            When a psychoanalytic approach is taken outside the story and towards the author of the story it turns into a look at Poe’s own insecurities about being buried alive. In his analysis of “The Cask of Amontillado” Roger Platizky wrote “his fixation on living interment. To a significant degree, Poe’s fear of live burial had a cultural counterpart.”(207) At the time of his life live burial was a form of punishment but because noncriminal would also be buried alive by accident they attached bells to the body so that if it rung then it was known that the person was still alive. That’s why the bells on Fortunato’s hat were a significant part of the story the bells were the only way to signify if he were still alive. Poe’s works could also signify a deep psychological problem within himself as the writer to have so many stories and poems with revenge and death in mind it could be that Poe himself suffered from an oedipal complex and that he too wished to exact the same amount of revenge against his father.
            “Nemo me impune lacessit.”(110) the motto on the Montresor family’s coat of arms mean “No one provokes me with impunity” could have given Fortunato a hint at his fate had he known what was to come. Looking at “The Cask of Amontillado” to see if there would be signs that Montresor was suffering from a psychotic break would be easier to spot in the 21st century though in 19th century Italy where the story takes place it would have been far more difficult to know that there were any problems. There were many signs that pointed that something could have gone awry if someone was looking for someone to blame for the disappearance of the man. Montresor was missing for a considerable amount of time from carnival though the mask would have been difficult for people to know that he was missing but if someone knew what he was wearing it wouldn’t have been too difficult. There’s also the fact that someone could have seen them together. Montresor used his shared traits and shared history to keep Fortunato at bay until the very end also using a false sense of security to lure his prey down to the vaults. There’s no sure way of knowing whether Fortunato would really have been missed by any other person that and the only people who would have been able to shed some light on the truth about Montresor would have been buried within the deep recesses of the vault for a long time.     

Works Cited
Brizee, Allen and Tompkins, J. Case. “Psychoanalytic Criticism (1930s-present).” Purdue Online Writing Lab. The Writing Lab, The OWL at Purdue and Purdue University. 03 Jun.2013. Web. 29 Oct. 2013

Eagleton, Terry. Literary Theory: An Introduction. Minneapolis: University of Minnesota Press, 1983. Print.

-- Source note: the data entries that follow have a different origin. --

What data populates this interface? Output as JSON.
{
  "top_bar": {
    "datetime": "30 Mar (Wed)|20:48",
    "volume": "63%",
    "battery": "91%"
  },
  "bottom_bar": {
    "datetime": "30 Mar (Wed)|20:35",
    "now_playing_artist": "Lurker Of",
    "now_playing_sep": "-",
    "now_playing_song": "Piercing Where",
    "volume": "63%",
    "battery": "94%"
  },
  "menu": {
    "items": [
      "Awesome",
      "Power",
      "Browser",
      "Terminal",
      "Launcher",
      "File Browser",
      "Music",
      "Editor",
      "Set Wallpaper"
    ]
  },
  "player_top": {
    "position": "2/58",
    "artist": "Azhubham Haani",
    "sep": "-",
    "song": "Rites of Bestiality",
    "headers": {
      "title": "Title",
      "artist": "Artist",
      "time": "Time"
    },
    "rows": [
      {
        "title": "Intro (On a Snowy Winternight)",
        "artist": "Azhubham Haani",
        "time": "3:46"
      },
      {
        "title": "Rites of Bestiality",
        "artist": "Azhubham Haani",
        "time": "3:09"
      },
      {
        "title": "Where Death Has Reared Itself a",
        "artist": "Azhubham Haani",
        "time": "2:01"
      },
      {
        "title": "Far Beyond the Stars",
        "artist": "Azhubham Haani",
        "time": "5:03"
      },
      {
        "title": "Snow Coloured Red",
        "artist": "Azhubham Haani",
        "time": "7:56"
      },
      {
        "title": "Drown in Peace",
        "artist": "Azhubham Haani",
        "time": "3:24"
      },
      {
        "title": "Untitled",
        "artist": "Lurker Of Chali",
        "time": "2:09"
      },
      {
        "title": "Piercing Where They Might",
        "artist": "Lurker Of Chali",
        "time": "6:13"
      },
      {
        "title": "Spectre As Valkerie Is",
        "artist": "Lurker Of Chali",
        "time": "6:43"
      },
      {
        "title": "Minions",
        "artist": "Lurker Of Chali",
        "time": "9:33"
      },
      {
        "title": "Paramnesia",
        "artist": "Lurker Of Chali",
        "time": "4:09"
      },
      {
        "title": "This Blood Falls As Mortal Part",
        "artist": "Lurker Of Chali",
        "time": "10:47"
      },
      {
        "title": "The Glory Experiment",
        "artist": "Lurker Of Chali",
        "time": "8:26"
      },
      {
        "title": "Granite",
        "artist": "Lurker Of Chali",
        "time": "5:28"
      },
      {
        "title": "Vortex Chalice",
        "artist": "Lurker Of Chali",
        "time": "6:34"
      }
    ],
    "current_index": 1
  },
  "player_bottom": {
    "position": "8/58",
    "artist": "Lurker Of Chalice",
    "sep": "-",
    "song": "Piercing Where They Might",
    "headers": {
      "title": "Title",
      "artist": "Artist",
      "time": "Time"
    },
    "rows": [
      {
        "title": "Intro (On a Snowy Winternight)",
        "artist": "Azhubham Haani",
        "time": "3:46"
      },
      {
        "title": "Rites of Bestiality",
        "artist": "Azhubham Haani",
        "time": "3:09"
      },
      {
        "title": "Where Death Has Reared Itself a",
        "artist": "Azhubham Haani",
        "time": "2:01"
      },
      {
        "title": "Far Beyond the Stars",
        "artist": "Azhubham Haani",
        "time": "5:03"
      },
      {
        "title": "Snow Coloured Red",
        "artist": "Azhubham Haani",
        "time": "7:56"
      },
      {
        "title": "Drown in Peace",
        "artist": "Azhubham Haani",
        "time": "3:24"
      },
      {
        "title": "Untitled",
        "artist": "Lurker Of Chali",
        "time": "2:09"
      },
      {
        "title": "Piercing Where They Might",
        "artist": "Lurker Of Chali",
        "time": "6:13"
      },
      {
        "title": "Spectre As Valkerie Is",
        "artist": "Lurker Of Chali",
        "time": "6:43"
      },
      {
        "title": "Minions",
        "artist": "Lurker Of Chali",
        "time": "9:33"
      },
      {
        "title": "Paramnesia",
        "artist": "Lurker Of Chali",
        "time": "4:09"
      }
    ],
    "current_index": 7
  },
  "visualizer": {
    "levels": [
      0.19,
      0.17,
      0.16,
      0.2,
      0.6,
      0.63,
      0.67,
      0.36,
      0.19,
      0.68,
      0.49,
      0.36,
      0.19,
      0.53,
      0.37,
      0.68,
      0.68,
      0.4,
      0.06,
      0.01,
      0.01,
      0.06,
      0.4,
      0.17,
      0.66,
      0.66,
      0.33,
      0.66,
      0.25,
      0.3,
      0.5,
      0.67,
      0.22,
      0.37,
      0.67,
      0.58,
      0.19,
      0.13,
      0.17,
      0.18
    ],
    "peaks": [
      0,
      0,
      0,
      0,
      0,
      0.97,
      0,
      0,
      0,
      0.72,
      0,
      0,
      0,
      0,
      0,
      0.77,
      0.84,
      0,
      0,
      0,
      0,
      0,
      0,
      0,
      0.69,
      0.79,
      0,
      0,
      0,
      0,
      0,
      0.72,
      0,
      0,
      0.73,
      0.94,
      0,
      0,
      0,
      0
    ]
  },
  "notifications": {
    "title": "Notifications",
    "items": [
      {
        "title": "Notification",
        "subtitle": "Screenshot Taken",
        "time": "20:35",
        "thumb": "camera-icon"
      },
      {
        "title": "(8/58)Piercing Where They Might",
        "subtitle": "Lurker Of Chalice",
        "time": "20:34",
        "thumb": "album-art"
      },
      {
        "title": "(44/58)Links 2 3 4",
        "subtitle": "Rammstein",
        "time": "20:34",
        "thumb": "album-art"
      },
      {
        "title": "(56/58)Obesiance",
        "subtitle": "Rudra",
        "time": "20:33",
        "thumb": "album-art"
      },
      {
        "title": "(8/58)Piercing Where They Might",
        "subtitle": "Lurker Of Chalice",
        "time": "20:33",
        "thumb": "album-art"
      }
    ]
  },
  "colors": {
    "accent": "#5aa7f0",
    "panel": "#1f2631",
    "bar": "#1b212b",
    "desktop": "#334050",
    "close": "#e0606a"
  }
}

Guerin, Wilfred L., Earle Labor, Lee Morgan, Jeanne C. Reesman, and John R. Willingham. A Handbook of Critical Approaches to Literature. 3rd ed. New York: Oxford University Press, 1992. Print.

Platizky, Roger. "Poe's The Cask Of Amontillado." Explicator 57.4 (1999): 206. Academic Search Complete. Web. 24 Nov. 2013.

Poe, Edgar Allan. “The Cask of Amontillado.” The Norton Introduction to Literature. 10th ed. Ed. Alison Booth and Kelly J. Mays. New York: Norton, 2010. 1173. Print

Webster, Roger. Studying Literary Theory An Introduction. Great Britain, Routledge, Chapman and Hall Inc., 1990. Print